Hi, trying to help my niece with physical chemistry but I'm not a chemist.

You've sure set yourself up for a challenge

First, you don't need any concentration information, since photophysical rate constants are intrinsic properties of molecules. The only dimensions you need worry about here are time (for lifetimes) and inverse time (for rate constants). Quantum yields are unitless.

Second, it would be helpful to start with a Jablonski diagram, so you can visualize all the radiative and nonradiative processes that you need to keep track of and how they're related. Since it would be hopeless to try to reproduce that here, I encourage you to seek one out either in the textbook or online.

Third, you should write out in equation form the definitions of the quantum yields and lifetimes. Quantum yields can be defined in a lot of ways but the one that is needed here is this: the quantum yield of a process is the ratio of the rate constant for that process divided by the sum of the rate constants for all possible processes. So, the quantum yield of fluorescence Φ

_{f} is:

[tex]\Phi_f = \frac{k_f}{k_f + k_{nr} + k_{isc}}[/tex]

And the quantum yield of the (S1-T1) nonradiative intersystem crossing Φ

_{isc} is:

[tex]\Phi_{isc} = \frac{k_{isc}}{k_f + k_{nr} + k_{isc}}[/tex]

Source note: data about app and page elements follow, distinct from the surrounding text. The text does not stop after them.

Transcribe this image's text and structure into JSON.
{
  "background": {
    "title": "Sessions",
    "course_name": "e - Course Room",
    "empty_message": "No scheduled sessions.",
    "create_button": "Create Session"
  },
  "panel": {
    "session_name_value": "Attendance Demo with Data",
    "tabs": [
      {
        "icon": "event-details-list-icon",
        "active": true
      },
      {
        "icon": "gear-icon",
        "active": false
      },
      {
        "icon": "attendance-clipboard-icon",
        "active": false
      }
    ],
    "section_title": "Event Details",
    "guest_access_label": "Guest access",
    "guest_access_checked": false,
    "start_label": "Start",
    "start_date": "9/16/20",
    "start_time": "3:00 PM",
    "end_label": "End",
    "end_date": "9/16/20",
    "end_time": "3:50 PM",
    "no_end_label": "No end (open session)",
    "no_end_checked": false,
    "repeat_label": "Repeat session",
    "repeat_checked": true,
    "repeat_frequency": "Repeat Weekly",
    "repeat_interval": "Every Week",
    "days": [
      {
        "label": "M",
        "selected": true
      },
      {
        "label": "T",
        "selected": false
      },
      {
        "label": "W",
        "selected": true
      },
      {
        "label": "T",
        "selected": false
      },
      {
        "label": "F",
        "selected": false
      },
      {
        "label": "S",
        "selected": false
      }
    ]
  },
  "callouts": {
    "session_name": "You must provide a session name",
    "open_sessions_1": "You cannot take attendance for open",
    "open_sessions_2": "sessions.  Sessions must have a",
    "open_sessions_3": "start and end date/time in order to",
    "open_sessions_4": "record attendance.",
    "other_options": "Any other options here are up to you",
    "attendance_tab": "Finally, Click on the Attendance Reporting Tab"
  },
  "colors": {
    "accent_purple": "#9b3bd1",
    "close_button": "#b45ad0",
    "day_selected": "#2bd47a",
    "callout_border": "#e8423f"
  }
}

Here, k

_{f}, k

_{nr}, and k

_{isc} are the respective rate constants of fluorescence (radiative deactivation of the singlet state, S

_{1} S

_{0}), nonradiative internal conversion (S

_{1} S

_{0}), and nonradiative intersystem crossing (S

_{1} T

_{1}).

(Note here that there is some sloppiness in the problem, as there are actually two nonradiative intersystem crossing processes, so don't get them confused.)

The denominator in both quantum yield expressions is the same and is called the overall rate constant for singlet state deactivation. Since the inverse of any rate constant is the photophysical lifetime of the process, the inverse of the rate constant for singlet state deactivation is the intrinsic lifetime of the singlet state, τ

_{S1}. So therefore the quantum yield expressions can be written as:

[tex]\Phi_f = k_f \tau_{S1}[/tex]

[tex]\Phi_{isc} = k_{isc} \tau_{S1}[/tex]

Where

[tex]\tau_{S1}= (k_f + k_{nr} + k_{isc})^{-1}[/tex]

Quantum yields for phosphorescence Φ

_{p} are formulated in more or less the same way except that you must recall that the quantum yield of phosphorescence is usually understood to be the fraction of all excited molecules that phosphoresce, not the fraction of triplet states that deactivate radiatively. So although we use the same rate constant formulation, it has to be scaled by the quantum yield of intersystem crossing to account for the fact that not all excited molecules end up in the triplet state.

I.e.,

[tex]\Phi_p = \Phi_{isc} \frac{k_p}{k_p + k_{nr}} = \Phi_{isc} k_p \tau_t [/tex]

[tex]\Phi_{nr} = \Phi_{isc} \frac{k_{nr}}{k_p + k_{nr}} = \Phi_{isc} k_{nr} \tau_t [/tex]

Where [tex]\tau_t[/tex] is the triplet state lifetime. Do note that, for the triplet state, k

_{nr} is also formally an intersystem crossing process.

With these equations and the provided information you should be able to calculate all the parameters. However I noted that they did not give you a quantum yield of fluorescence. I didn't run through the problem myself but I suspect this will make it impossible to determine the rate constant for fluorescence (since it won't be possible to separate radiative from S1-S0 nonradiative deactivation of the singlet state). You may be expected to assume that all excited singlet that do not cross to the excited triplet deactivate radiatively (i.e., the fluorescence yield is 3%). Generally this is not a great assumption, but you could do it now to complete the exercise and then follow up with the instructor.

Do make sure you express the lifetime values in the same time unit, otherwise you will get an erroneous result.

Hope that helps.